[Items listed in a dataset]
=======

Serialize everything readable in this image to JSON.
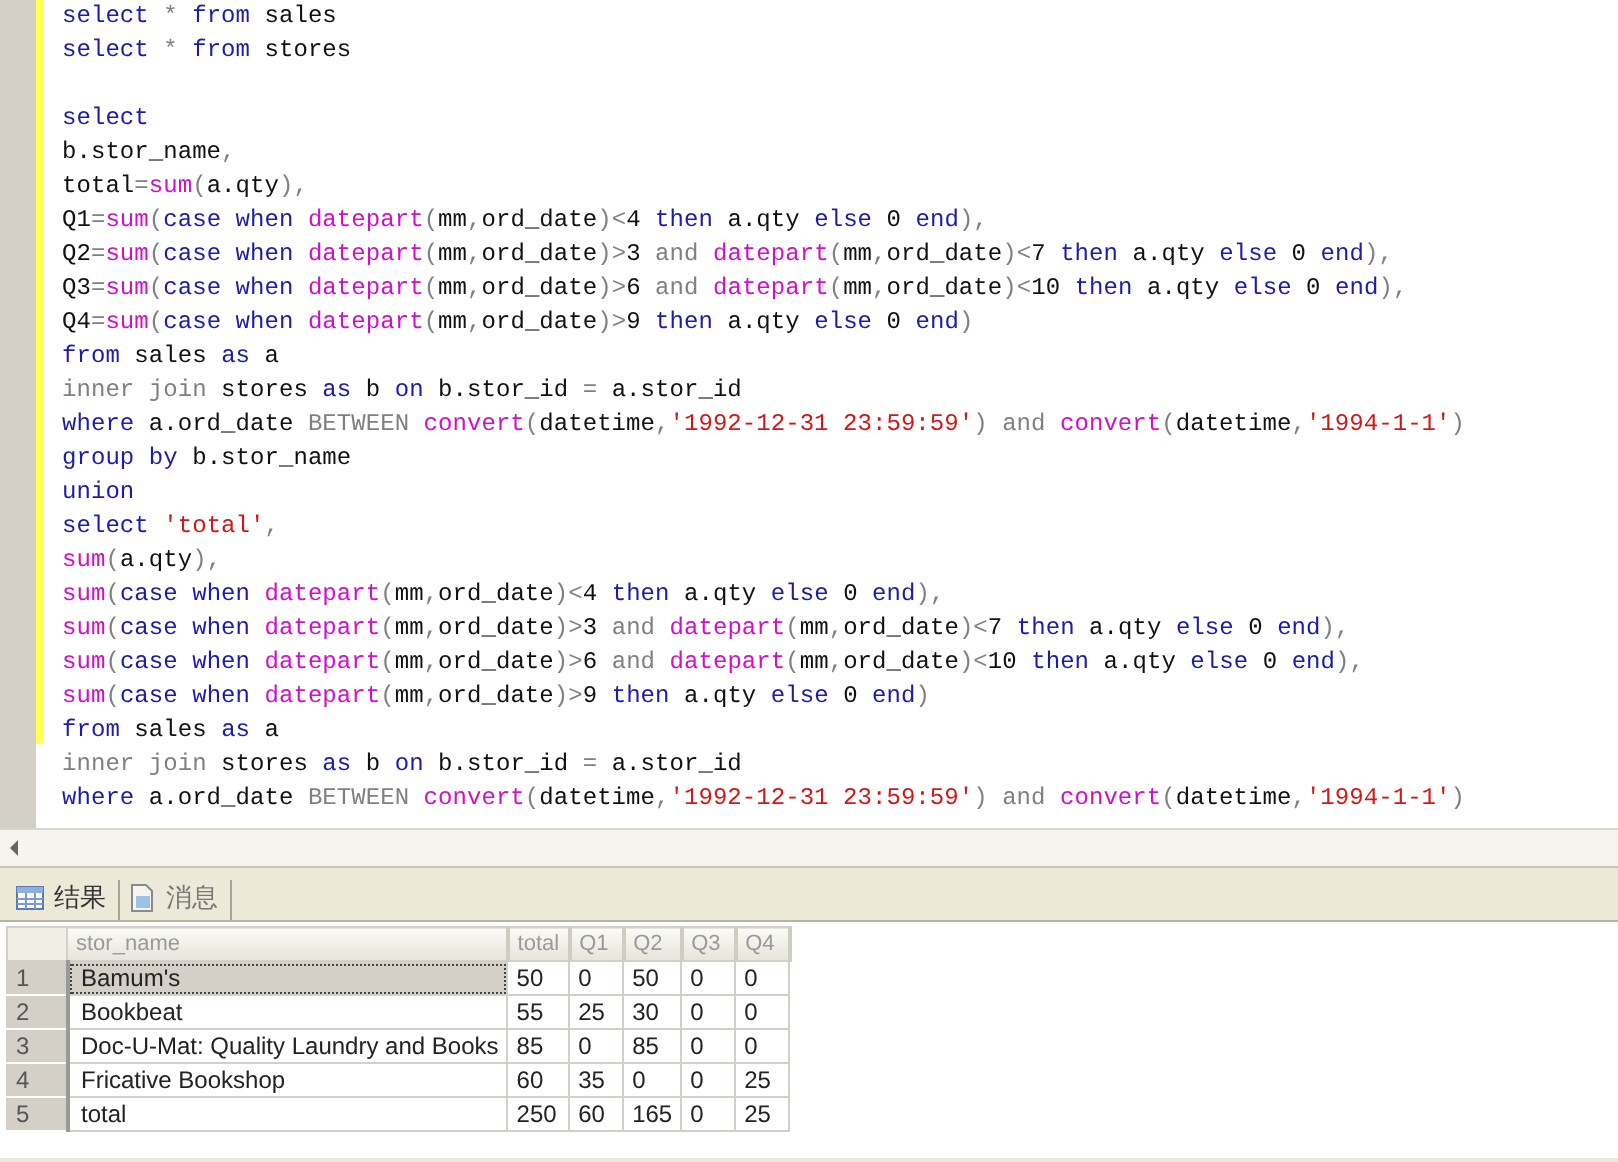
{
  "editor": {
    "blocks": [
      {
        "lines": [
          {
            "tokens": [
              {
                "kind": "keyword",
                "text": "select"
              },
              {
                "kind": "operator",
                "text": " * "
              },
              {
                "kind": "keyword",
                "text": "from"
              },
              {
                "kind": "plain",
                "text": " sales"
              }
            ]
          },
          {
            "tokens": [
              {
                "kind": "keyword",
                "text": "select"
              },
              {
                "kind": "operator",
                "text": " * "
              },
              {
                "kind": "keyword",
                "text": "from"
              },
              {
                "kind": "plain",
                "text": " stores"
              }
            ]
          }
        ]
      },
      {
        "lines": [
          {
            "tokens": [
              {
                "kind": "keyword",
                "text": "select"
              }
            ]
          },
          {
            "tokens": [
              {
                "kind": "plain",
                "text": "b.stor_name"
              },
              {
                "kind": "operator",
                "text": ","
              }
            ]
          },
          {
            "tokens": [
              {
                "kind": "plain",
                "text": "total"
              },
              {
                "kind": "operator",
                "text": "="
              },
              {
                "kind": "function",
                "text": "sum"
              },
              {
                "kind": "operator",
                "text": "("
              },
              {
                "kind": "plain",
                "text": "a.qty"
              },
              {
                "kind": "operator",
                "text": "),"
              }
            ]
          },
          {
            "tokens": [
              {
                "kind": "plain",
                "text": "Q1"
              },
              {
                "kind": "operator",
                "text": "="
              },
              {
                "kind": "function",
                "text": "sum"
              },
              {
                "kind": "operator",
                "text": "("
              },
              {
                "kind": "keyword",
                "text": "case when "
              },
              {
                "kind": "function",
                "text": "datepart"
              },
              {
                "kind": "operator",
                "text": "("
              },
              {
                "kind": "plain",
                "text": "mm"
              },
              {
                "kind": "operator",
                "text": ","
              },
              {
                "kind": "plain",
                "text": "ord_date"
              },
              {
                "kind": "operator",
                "text": ")<"
              },
              {
                "kind": "plain",
                "text": "4 "
              },
              {
                "kind": "keyword",
                "text": "then"
              },
              {
                "kind": "plain",
                "text": " a.qty "
              },
              {
                "kind": "keyword",
                "text": "else"
              },
              {
                "kind": "plain",
                "text": " 0 "
              },
              {
                "kind": "keyword",
                "text": "end"
              },
              {
                "kind": "operator",
                "text": "),"
              }
            ]
          },
          {
            "tokens": [
              {
                "kind": "plain",
                "text": "Q2"
              },
              {
                "kind": "operator",
                "text": "="
              },
              {
                "kind": "function",
                "text": "sum"
              },
              {
                "kind": "operator",
                "text": "("
              },
              {
                "kind": "keyword",
                "text": "case when "
              },
              {
                "kind": "function",
                "text": "datepart"
              },
              {
                "kind": "operator",
                "text": "("
              },
              {
                "kind": "plain",
                "text": "mm"
              },
              {
                "kind": "operator",
                "text": ","
              },
              {
                "kind": "plain",
                "text": "ord_date"
              },
              {
                "kind": "operator",
                "text": ")>"
              },
              {
                "kind": "plain",
                "text": "3 "
              },
              {
                "kind": "operator",
                "text": "and "
              },
              {
                "kind": "function",
                "text": "datepart"
              },
              {
                "kind": "operator",
                "text": "("
              },
              {
                "kind": "plain",
                "text": "mm"
              },
              {
                "kind": "operator",
                "text": ","
              },
              {
                "kind": "plain",
                "text": "ord_date"
              },
              {
                "kind": "operator",
                "text": ")<"
              },
              {
                "kind": "plain",
                "text": "7 "
              },
              {
                "kind": "keyword",
                "text": "then"
              },
              {
                "kind": "plain",
                "text": " a.qty "
              },
              {
                "kind": "keyword",
                "text": "else"
              },
              {
                "kind": "plain",
                "text": " 0 "
              },
              {
                "kind": "keyword",
                "text": "end"
              },
              {
                "kind": "operator",
                "text": "),"
              }
            ]
          },
          {
            "tokens": [
              {
                "kind": "plain",
                "text": "Q3"
              },
              {
                "kind": "operator",
                "text": "="
              },
              {
                "kind": "function",
                "text": "sum"
              },
              {
                "kind": "operator",
                "text": "("
              },
              {
                "kind": "keyword",
                "text": "case when "
              },
              {
                "kind": "function",
                "text": "datepart"
              },
              {
                "kind": "operator",
                "text": "("
              },
              {
                "kind": "plain",
                "text": "mm"
              },
              {
                "kind": "operator",
                "text": ","
              },
              {
                "kind": "plain",
                "text": "ord_date"
              },
              {
                "kind": "operator",
                "text": ")>"
              },
              {
                "kind": "plain",
                "text": "6 "
              },
              {
                "kind": "operator",
                "text": "and "
              },
              {
                "kind": "function",
                "text": "datepart"
              },
              {
                "kind": "operator",
                "text": "("
              },
              {
                "kind": "plain",
                "text": "mm"
              },
              {
                "kind": "operator",
                "text": ","
              },
              {
                "kind": "plain",
                "text": "ord_date"
              },
              {
                "kind": "operator",
                "text": ")<"
              },
              {
                "kind": "plain",
                "text": "10 "
              },
              {
                "kind": "keyword",
                "text": "then"
              },
              {
                "kind": "plain",
                "text": " a.qty "
              },
              {
                "kind": "keyword",
                "text": "else"
              },
              {
                "kind": "plain",
                "text": " 0 "
              },
              {
                "kind": "keyword",
                "text": "end"
              },
              {
                "kind": "operator",
                "text": "),"
              }
            ]
          },
          {
            "tokens": [
              {
                "kind": "plain",
                "text": "Q4"
              },
              {
                "kind": "operator",
                "text": "="
              },
              {
                "kind": "function",
                "text": "sum"
              },
              {
                "kind": "operator",
                "text": "("
              },
              {
                "kind": "keyword",
                "text": "case when "
              },
              {
                "kind": "function",
                "text": "datepart"
              },
              {
                "kind": "operator",
                "text": "("
              },
              {
                "kind": "plain",
                "text": "mm"
              },
              {
                "kind": "operator",
                "text": ","
              },
              {
                "kind": "plain",
                "text": "ord_date"
              },
              {
                "kind": "operator",
                "text": ")>"
              },
              {
                "kind": "plain",
                "text": "9 "
              },
              {
                "kind": "keyword",
                "text": "then"
              },
              {
                "kind": "plain",
                "text": " a.qty "
              },
              {
                "kind": "keyword",
                "text": "else"
              },
              {
                "kind": "plain",
                "text": " 0 "
              },
              {
                "kind": "keyword",
                "text": "end"
              },
              {
                "kind": "operator",
                "text": ")"
              }
            ]
          },
          {
            "tokens": [
              {
                "kind": "keyword",
                "text": "from"
              },
              {
                "kind": "plain",
                "text": " sales "
              },
              {
                "kind": "keyword",
                "text": "as"
              },
              {
                "kind": "plain",
                "text": " a"
              }
            ]
          },
          {
            "tokens": [
              {
                "kind": "operator",
                "text": "inner join"
              },
              {
                "kind": "plain",
                "text": " stores "
              },
              {
                "kind": "keyword",
                "text": "as"
              },
              {
                "kind": "plain",
                "text": " b "
              },
              {
                "kind": "keyword",
                "text": "on"
              },
              {
                "kind": "plain",
                "text": " b.stor_id "
              },
              {
                "kind": "operator",
                "text": "="
              },
              {
                "kind": "plain",
                "text": " a.stor_id"
              }
            ]
          },
          {
            "tokens": [
              {
                "kind": "keyword",
                "text": "where"
              },
              {
                "kind": "plain",
                "text": " a.ord_date "
              },
              {
                "kind": "operator",
                "text": "BETWEEN "
              },
              {
                "kind": "function",
                "text": "convert"
              },
              {
                "kind": "operator",
                "text": "("
              },
              {
                "kind": "plain",
                "text": "datetime"
              },
              {
                "kind": "operator",
                "text": ","
              },
              {
                "kind": "string",
                "text": "'1992-12-31 23:59:59'"
              },
              {
                "kind": "operator",
                "text": ") and "
              },
              {
                "kind": "function",
                "text": "convert"
              },
              {
                "kind": "operator",
                "text": "("
              },
              {
                "kind": "plain",
                "text": "datetime"
              },
              {
                "kind": "operator",
                "text": ","
              },
              {
                "kind": "string",
                "text": "'1994-1-1'"
              },
              {
                "kind": "operator",
                "text": ")"
              }
            ]
          },
          {
            "tokens": [
              {
                "kind": "keyword",
                "text": "group by"
              },
              {
                "kind": "plain",
                "text": " b.stor_name"
              }
            ]
          },
          {
            "tokens": [
              {
                "kind": "keyword",
                "text": "union"
              }
            ]
          },
          {
            "tokens": [
              {
                "kind": "keyword",
                "text": "select "
              },
              {
                "kind": "string",
                "text": "'total'"
              },
              {
                "kind": "operator",
                "text": ","
              }
            ]
          },
          {
            "tokens": [
              {
                "kind": "function",
                "text": "sum"
              },
              {
                "kind": "operator",
                "text": "("
              },
              {
                "kind": "plain",
                "text": "a.qty"
              },
              {
                "kind": "operator",
                "text": "),"
              }
            ]
          },
          {
            "tokens": [
              {
                "kind": "function",
                "text": "sum"
              },
              {
                "kind": "operator",
                "text": "("
              },
              {
                "kind": "keyword",
                "text": "case when "
              },
              {
                "kind": "function",
                "text": "datepart"
              },
              {
                "kind": "operator",
                "text": "("
              },
              {
                "kind": "plain",
                "text": "mm"
              },
              {
                "kind": "operator",
                "text": ","
              },
              {
                "kind": "plain",
                "text": "ord_date"
              },
              {
                "kind": "operator",
                "text": ")<"
              },
              {
                "kind": "plain",
                "text": "4 "
              },
              {
                "kind": "keyword",
                "text": "then"
              },
              {
                "kind": "plain",
                "text": " a.qty "
              },
              {
                "kind": "keyword",
                "text": "else"
              },
              {
                "kind": "plain",
                "text": " 0 "
              },
              {
                "kind": "keyword",
                "text": "end"
              },
              {
                "kind": "operator",
                "text": "),"
              }
            ]
          },
          {
            "tokens": [
              {
                "kind": "function",
                "text": "sum"
              },
              {
                "kind": "operator",
                "text": "("
              },
              {
                "kind": "keyword",
                "text": "case when "
              },
              {
                "kind": "function",
                "text": "datepart"
              },
              {
                "kind": "operator",
                "text": "("
              },
              {
                "kind": "plain",
                "text": "mm"
              },
              {
                "kind": "operator",
                "text": ","
              },
              {
                "kind": "plain",
                "text": "ord_date"
              },
              {
                "kind": "operator",
                "text": ")>"
              },
              {
                "kind": "plain",
                "text": "3 "
              },
              {
                "kind": "operator",
                "text": "and "
              },
              {
                "kind": "function",
                "text": "datepart"
              },
              {
                "kind": "operator",
                "text": "("
              },
              {
                "kind": "plain",
                "text": "mm"
              },
              {
                "kind": "operator",
                "text": ","
              },
              {
                "kind": "plain",
                "text": "ord_date"
              },
              {
                "kind": "operator",
                "text": ")<"
              },
              {
                "kind": "plain",
                "text": "7 "
              },
              {
                "kind": "keyword",
                "text": "then"
              },
              {
                "kind": "plain",
                "text": " a.qty "
              },
              {
                "kind": "keyword",
                "text": "else"
              },
              {
                "kind": "plain",
                "text": " 0 "
              },
              {
                "kind": "keyword",
                "text": "end"
              },
              {
                "kind": "operator",
                "text": "),"
              }
            ]
          },
          {
            "tokens": [
              {
                "kind": "function",
                "text": "sum"
              },
              {
                "kind": "operator",
                "text": "("
              },
              {
                "kind": "keyword",
                "text": "case when "
              },
              {
                "kind": "function",
                "text": "datepart"
              },
              {
                "kind": "operator",
                "text": "("
              },
              {
                "kind": "plain",
                "text": "mm"
              },
              {
                "kind": "operator",
                "text": ","
              },
              {
                "kind": "plain",
                "text": "ord_date"
              },
              {
                "kind": "operator",
                "text": ")>"
              },
              {
                "kind": "plain",
                "text": "6 "
              },
              {
                "kind": "operator",
                "text": "and "
              },
              {
                "kind": "function",
                "text": "datepart"
              },
              {
                "kind": "operator",
                "text": "("
              },
              {
                "kind": "plain",
                "text": "mm"
              },
              {
                "kind": "operator",
                "text": ","
              },
              {
                "kind": "plain",
                "text": "ord_date"
              },
              {
                "kind": "operator",
                "text": ")<"
              },
              {
                "kind": "plain",
                "text": "10 "
              },
              {
                "kind": "keyword",
                "text": "then"
              },
              {
                "kind": "plain",
                "text": " a.qty "
              },
              {
                "kind": "keyword",
                "text": "else"
              },
              {
                "kind": "plain",
                "text": " 0 "
              },
              {
                "kind": "keyword",
                "text": "end"
              },
              {
                "kind": "operator",
                "text": "),"
              }
            ]
          },
          {
            "tokens": [
              {
                "kind": "function",
                "text": "sum"
              },
              {
                "kind": "operator",
                "text": "("
              },
              {
                "kind": "keyword",
                "text": "case when "
              },
              {
                "kind": "function",
                "text": "datepart"
              },
              {
                "kind": "operator",
                "text": "("
              },
              {
                "kind": "plain",
                "text": "mm"
              },
              {
                "kind": "operator",
                "text": ","
              },
              {
                "kind": "plain",
                "text": "ord_date"
              },
              {
                "kind": "operator",
                "text": ")>"
              },
              {
                "kind": "plain",
                "text": "9 "
              },
              {
                "kind": "keyword",
                "text": "then"
              },
              {
                "kind": "plain",
                "text": " a.qty "
              },
              {
                "kind": "keyword",
                "text": "else"
              },
              {
                "kind": "plain",
                "text": " 0 "
              },
              {
                "kind": "keyword",
                "text": "end"
              },
              {
                "kind": "operator",
                "text": ")"
              }
            ]
          },
          {
            "tokens": [
              {
                "kind": "keyword",
                "text": "from"
              },
              {
                "kind": "plain",
                "text": " sales "
              },
              {
                "kind": "keyword",
                "text": "as"
              },
              {
                "kind": "plain",
                "text": " a"
              }
            ]
          },
          {
            "tokens": [
              {
                "kind": "operator",
                "text": "inner join"
              },
              {
                "kind": "plain",
                "text": " stores "
              },
              {
                "kind": "keyword",
                "text": "as"
              },
              {
                "kind": "plain",
                "text": " b "
              },
              {
                "kind": "keyword",
                "text": "on"
              },
              {
                "kind": "plain",
                "text": " b.stor_id "
              },
              {
                "kind": "operator",
                "text": "="
              },
              {
                "kind": "plain",
                "text": " a.stor_id"
              }
            ]
          },
          {
            "tokens": [
              {
                "kind": "keyword",
                "text": "where"
              },
              {
                "kind": "plain",
                "text": " a.ord_date "
              },
              {
                "kind": "operator",
                "text": "BETWEEN "
              },
              {
                "kind": "function",
                "text": "convert"
              },
              {
                "kind": "operator",
                "text": "("
              },
              {
                "kind": "plain",
                "text": "datetime"
              },
              {
                "kind": "operator",
                "text": ","
              },
              {
                "kind": "string",
                "text": "'1992-12-31 23:59:59'"
              },
              {
                "kind": "operator",
                "text": ") and "
              },
              {
                "kind": "function",
                "text": "convert"
              },
              {
                "kind": "operator",
                "text": "("
              },
              {
                "kind": "plain",
                "text": "datetime"
              },
              {
                "kind": "operator",
                "text": ","
              },
              {
                "kind": "string",
                "text": "'1994-1-1'"
              },
              {
                "kind": "operator",
                "text": ")"
              }
            ]
          }
        ]
      }
    ]
  },
  "result_tabs": [
    {
      "label": "结果",
      "kind": "grid",
      "selected": true
    },
    {
      "label": "消息",
      "kind": "messages",
      "selected": false
    }
  ],
  "table": {
    "columns": [
      "stor_name",
      "total",
      "Q1",
      "Q2",
      "Q3",
      "Q4"
    ],
    "rows": [
      {
        "number": "1",
        "selected": true,
        "cells": [
          "Bamum's",
          "50",
          "0",
          "50",
          "0",
          "0"
        ]
      },
      {
        "number": "2",
        "selected": false,
        "cells": [
          "Bookbeat",
          "55",
          "25",
          "30",
          "0",
          "0"
        ]
      },
      {
        "number": "3",
        "selected": false,
        "cells": [
          "Doc-U-Mat: Quality Laundry and Books",
          "85",
          "0",
          "85",
          "0",
          "0"
        ]
      },
      {
        "number": "4",
        "selected": false,
        "cells": [
          "Fricative Bookshop",
          "60",
          "35",
          "0",
          "0",
          "25"
        ]
      },
      {
        "number": "5",
        "selected": false,
        "cells": [
          "total",
          "250",
          "60",
          "165",
          "0",
          "25"
        ]
      }
    ]
  }
}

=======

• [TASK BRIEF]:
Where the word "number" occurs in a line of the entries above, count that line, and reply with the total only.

• [REPLY TO THE TASK]:
5